The Earth's crust is a dynamic and evolving structure, a fact which is evident when earthquakes hit and volcanoes erupt. For years scientists struggled to understand the Earth's movement. Then in 1915, Alfred Wegener published his now famous book “The Origins of Continents and Oceans,” which presented the theory of continental drift. His theory was slammed by mainstream scientists at the time, but by the late 1960s, his theory was thoroughly accepted. It laid the groundwork for the modern day theory of plate tectonics; a theory that describes the Earth's crust as being made up of several plates. Today, those plates have been thoroughly studied and four types of tectonic plate boundaries, areas where the plates meet, have been described.
The Theory of Plate Tectonics
The currently held theory of how the continents on Earth came to be in their present locations is called the theory of plate tectonics. The theory states that the Earth's crust is made up of roughly 12 plates, sections of the Earth's crust that float upon the liquid rock mantle that lies just beneath it. While plate tectonics is based upon Wegener's theory of continental drift, the mechanism for plate movement was developed much later, and continues to be a field of active research to this day. It is now understood that the force that moves the plates comes from the movement of the liquid mantle. Hot liquid rock rises up from deep within the Earth's core, cools as it reaches the surface, and sinks back down, creating giant circular convection belts. Separate currents move the plates, resulting in the dynamic movement of the Earth's crust.

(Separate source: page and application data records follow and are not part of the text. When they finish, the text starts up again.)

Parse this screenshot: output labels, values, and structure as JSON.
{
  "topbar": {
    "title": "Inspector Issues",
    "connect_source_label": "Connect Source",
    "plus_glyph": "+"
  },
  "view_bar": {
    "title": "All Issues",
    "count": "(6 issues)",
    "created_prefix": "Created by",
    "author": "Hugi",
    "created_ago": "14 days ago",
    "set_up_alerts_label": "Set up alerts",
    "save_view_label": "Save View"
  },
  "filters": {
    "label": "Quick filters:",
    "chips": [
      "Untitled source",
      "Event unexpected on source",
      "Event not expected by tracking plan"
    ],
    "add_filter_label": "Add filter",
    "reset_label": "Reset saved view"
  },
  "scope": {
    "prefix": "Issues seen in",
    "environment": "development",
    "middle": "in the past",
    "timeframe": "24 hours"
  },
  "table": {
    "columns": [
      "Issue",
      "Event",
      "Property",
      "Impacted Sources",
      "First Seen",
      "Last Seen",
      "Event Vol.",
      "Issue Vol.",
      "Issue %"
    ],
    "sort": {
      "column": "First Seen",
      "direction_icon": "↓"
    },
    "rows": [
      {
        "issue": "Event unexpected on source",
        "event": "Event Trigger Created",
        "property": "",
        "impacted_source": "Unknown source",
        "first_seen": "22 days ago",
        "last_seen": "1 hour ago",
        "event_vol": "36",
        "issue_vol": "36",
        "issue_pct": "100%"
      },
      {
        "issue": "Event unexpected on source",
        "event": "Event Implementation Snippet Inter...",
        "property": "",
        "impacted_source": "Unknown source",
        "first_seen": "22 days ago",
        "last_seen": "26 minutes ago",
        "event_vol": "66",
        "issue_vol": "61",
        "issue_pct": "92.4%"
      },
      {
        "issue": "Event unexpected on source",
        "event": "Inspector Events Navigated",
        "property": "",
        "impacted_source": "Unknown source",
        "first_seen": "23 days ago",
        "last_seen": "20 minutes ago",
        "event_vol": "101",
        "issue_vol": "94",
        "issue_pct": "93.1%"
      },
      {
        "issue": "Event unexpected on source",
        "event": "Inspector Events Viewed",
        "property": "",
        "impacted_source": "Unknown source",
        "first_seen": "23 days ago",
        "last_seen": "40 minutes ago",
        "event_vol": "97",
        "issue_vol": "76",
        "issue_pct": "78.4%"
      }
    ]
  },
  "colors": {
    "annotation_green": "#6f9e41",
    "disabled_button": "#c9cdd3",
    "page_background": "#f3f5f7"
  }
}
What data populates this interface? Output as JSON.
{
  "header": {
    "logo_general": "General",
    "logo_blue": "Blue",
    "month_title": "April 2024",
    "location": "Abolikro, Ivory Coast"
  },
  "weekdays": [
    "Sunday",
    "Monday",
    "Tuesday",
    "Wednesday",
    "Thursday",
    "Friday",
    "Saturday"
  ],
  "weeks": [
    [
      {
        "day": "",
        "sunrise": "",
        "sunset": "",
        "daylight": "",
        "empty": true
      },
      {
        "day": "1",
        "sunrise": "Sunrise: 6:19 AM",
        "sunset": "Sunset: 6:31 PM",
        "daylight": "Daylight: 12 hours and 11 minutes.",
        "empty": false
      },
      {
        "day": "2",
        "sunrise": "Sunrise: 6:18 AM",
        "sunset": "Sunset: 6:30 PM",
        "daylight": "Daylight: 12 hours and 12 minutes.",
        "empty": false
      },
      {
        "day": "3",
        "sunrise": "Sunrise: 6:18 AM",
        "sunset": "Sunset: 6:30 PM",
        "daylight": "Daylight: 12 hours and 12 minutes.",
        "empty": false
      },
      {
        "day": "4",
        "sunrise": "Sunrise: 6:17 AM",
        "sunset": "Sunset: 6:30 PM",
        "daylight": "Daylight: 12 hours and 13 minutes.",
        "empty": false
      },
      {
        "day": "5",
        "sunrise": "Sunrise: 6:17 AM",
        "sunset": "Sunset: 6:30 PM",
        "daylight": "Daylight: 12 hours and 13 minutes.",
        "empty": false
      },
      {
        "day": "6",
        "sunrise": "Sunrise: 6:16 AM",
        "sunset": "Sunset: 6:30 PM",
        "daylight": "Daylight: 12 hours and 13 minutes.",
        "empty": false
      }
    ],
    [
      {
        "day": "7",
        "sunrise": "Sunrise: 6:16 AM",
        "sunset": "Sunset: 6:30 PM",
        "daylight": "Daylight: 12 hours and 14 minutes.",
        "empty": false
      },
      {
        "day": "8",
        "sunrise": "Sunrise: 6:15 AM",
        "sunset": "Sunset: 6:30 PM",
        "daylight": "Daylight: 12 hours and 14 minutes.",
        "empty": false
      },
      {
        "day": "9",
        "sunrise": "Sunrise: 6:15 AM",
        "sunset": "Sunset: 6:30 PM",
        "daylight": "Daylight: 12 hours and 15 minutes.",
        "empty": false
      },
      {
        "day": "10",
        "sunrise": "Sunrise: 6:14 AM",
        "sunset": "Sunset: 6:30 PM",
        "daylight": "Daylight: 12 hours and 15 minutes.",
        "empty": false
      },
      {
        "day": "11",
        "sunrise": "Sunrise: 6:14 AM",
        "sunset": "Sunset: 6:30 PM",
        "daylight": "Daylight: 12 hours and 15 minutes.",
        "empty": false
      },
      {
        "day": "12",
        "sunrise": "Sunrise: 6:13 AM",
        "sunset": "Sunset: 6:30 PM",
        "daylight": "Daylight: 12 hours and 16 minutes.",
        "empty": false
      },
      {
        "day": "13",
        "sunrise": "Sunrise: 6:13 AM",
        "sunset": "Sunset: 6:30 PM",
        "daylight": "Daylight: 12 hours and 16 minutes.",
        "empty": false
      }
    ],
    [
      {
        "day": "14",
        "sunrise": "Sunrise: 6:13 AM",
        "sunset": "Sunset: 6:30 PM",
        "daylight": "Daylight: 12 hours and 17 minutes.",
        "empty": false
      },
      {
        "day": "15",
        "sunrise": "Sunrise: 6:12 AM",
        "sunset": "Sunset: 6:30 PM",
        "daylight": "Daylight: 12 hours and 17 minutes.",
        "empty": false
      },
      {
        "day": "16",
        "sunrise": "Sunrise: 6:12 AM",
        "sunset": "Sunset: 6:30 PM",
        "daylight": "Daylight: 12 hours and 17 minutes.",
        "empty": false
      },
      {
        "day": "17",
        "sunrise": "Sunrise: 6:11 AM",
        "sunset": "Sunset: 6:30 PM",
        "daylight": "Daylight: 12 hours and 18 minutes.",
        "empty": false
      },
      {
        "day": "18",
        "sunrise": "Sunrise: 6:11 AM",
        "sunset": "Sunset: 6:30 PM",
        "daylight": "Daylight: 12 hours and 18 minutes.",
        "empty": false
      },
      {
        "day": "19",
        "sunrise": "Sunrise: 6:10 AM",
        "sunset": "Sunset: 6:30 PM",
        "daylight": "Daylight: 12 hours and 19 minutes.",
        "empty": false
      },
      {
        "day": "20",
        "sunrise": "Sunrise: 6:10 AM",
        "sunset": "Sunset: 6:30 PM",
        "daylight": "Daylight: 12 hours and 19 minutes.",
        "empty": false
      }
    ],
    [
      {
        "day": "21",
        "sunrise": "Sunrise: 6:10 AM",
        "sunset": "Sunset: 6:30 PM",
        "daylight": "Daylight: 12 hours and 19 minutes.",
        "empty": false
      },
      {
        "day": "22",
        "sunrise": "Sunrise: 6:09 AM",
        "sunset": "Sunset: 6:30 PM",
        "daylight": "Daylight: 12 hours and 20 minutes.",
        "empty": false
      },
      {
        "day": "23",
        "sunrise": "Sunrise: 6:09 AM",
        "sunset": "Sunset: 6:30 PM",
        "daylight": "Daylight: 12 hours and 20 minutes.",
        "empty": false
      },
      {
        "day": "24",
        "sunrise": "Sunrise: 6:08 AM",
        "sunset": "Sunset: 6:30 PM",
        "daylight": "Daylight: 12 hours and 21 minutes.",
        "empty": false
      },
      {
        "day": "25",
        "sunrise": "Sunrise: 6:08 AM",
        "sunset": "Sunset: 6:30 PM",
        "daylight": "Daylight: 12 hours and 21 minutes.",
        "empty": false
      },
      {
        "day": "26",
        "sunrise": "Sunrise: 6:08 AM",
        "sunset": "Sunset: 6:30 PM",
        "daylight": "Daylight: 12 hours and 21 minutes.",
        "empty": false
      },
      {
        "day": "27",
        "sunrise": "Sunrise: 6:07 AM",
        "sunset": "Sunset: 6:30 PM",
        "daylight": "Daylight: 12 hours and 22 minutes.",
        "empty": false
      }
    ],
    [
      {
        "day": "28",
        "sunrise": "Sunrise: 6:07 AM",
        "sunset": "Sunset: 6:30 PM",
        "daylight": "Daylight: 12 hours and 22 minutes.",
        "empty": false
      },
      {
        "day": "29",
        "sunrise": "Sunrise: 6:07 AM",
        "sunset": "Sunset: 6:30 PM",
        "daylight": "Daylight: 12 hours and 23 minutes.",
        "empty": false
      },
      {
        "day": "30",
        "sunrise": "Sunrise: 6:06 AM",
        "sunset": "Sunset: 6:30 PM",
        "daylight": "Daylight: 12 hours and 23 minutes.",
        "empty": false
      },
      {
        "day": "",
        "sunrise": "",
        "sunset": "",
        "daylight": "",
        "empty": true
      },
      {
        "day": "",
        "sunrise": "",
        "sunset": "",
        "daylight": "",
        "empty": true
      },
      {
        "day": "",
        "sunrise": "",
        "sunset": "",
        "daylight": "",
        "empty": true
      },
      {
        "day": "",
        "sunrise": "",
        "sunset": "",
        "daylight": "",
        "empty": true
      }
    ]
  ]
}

Divergent plate boundaries occur where two plates are pulling away from each other. This results in what is known as a rift zone, an area defined by high volcanic activity. As the plates pull apart from each other, new crust, in the form of liquid lava, is released from deep within the crust of the Earth. One famous rift zone on land is the Horn of Africa. Here, the horn is being pulled away from the rest of Africa, resulting in a deep rift, which at places has begun to fill in with water, forming large rift lakes. Another, the mid-Atlantic Ridge, is a deep underwater rift zone, where new oceanic crust is rising out of the rift, forming new ocean floor. Both are sites of regular and intense volcanic activity.
Convergent tectonic plate boundaries occur where two plates meet. In the case of a heavy ocean crust meeting a lighter continental plate, the oceanic crust is forced underneath the continental one. This creates a steep and very deep oceanic trench close to the continental shelf. High mountain ranges are associated with subduction zones. The Andes mountains of South America, for example, have been created, and continue to grow, due to the subduction of the Nazca oceanic plate under the continental South American plate. However, if the convergent plate boundary is between two continental plates, neither is subducted. Instead, the two plates are pushed into each other and material is thrust upwards and sideways. This is the case of the convergent tectonic plate boundary between Asia and India. Where the two plates meet, the giant Himalayas have formed. These mountains continue to rise today as the two plates push farther into each other.
Transform Fault Boundaries
Some plates simply slide past one another, forming a transform fault, or simply transform, boundary. Transform fault boundaries are typically found on the ocean floor, where two oceanic plates are sliding past each other. The San Andreas fault in California is a rare type of transform boundary that occurs on land. These zones are typified by shallow earthquakes and volcanic ridges.
Plate Boundary Zones
Tectonic plate boundaries that do not fall neatly into one of the above tectonic boundary types are called plate boundary zones. These boundary zones have plate movement deformation that occurs over a broad region, or belt. The Mediterranean-Alpine region between the Eurasian and African plates is a good example of a plate boundary zone. Here, several smaller fragments of plates, called microplates, have been discovered and described. These areas have complicated geological structures, such as volcano and earthquake zones, spread over a large region.
About the Author
A native of Austin, Texas, Andrea Julian began freelance writing in 2008 while living abroad in Guatemala. She has a background in biology and a passion for traveling. She writes for various websites, including eHow, Helo and The Savvy Explorer. Julian holds a bachelor's degree in biology from Texas State University.